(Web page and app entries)
┏━━

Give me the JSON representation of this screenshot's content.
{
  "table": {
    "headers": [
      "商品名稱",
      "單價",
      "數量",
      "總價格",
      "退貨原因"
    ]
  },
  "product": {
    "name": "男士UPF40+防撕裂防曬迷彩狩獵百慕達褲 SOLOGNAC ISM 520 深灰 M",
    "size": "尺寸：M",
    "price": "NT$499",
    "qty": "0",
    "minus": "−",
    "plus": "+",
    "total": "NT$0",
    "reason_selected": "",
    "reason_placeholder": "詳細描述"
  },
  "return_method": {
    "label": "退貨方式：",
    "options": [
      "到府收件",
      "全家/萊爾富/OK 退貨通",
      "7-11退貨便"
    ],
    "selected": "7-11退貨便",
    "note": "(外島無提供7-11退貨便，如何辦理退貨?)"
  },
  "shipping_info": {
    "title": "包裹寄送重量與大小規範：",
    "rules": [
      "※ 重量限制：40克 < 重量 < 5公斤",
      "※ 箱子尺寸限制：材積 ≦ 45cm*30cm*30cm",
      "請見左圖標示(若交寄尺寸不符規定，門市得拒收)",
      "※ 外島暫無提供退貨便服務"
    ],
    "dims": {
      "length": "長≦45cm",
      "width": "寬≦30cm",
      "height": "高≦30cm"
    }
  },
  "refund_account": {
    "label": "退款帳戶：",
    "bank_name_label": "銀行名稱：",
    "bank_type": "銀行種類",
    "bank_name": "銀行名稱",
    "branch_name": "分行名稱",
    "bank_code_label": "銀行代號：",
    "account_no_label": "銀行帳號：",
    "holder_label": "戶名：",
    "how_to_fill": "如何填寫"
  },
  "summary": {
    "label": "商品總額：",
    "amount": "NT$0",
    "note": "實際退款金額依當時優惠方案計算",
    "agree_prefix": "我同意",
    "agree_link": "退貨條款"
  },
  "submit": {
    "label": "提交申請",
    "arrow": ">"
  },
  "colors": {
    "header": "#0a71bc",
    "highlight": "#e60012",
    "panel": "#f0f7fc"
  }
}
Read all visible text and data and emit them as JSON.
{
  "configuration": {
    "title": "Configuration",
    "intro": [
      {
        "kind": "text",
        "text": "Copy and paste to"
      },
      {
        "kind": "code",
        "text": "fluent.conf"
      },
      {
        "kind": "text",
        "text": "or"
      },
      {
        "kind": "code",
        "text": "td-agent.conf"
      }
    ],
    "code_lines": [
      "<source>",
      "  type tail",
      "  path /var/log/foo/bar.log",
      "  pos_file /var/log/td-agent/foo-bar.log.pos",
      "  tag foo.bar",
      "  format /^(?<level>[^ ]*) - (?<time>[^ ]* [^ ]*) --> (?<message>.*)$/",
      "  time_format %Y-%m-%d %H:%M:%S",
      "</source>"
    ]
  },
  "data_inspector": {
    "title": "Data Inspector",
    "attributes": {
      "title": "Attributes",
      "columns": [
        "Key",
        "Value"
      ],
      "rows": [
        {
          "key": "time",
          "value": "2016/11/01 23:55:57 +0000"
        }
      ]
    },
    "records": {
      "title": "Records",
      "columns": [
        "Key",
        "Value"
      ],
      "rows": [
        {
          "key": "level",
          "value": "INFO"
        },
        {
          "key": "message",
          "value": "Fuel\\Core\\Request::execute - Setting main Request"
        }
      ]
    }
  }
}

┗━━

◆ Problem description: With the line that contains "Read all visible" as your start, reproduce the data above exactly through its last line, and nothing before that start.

◆ Output:
Read all visible text and data and emit them as JSON.
{
  "configuration": {
    "title": "Configuration",
    "intro": [
      {
        "kind": "text",
        "text": "Copy and paste to"
      },
      {
        "kind": "code",
        "text": "fluent.conf"
      },
      {
        "kind": "text",
        "text": "or"
      },
      {
        "kind": "code",
        "text": "td-agent.conf"
      }
    ],
    "code_lines": [
      "<source>",
      "  type tail",
      "  path /var/log/foo/bar.log",
      "  pos_file /var/log/td-agent/foo-bar.log.pos",
      "  tag foo.bar",
      "  format /^(?<level>[^ ]*) - (?<time>[^ ]* [^ ]*) --> (?<message>.*)$/",
      "  time_format %Y-%m-%d %H:%M:%S",
      "</source>"
    ]
  },
  "data_inspector": {
    "title": "Data Inspector",
    "attributes": {
      "title": "Attributes",
      "columns": [
        "Key",
        "Value"
      ],
      "rows": [
        {
          "key": "time",
          "value": "2016/11/01 23:55:57 +0000"
        }
      ]
    },
    "records": {
      "title": "Records",
      "columns": [
        "Key",
        "Value"
      ],
      "rows": [
        {
          "key": "level",
          "value": "INFO"
        },
        {
          "key": "message",
          "value": "Fuel\\Core\\Request::execute - Setting main Request"
        }
      ]
    }
  }
}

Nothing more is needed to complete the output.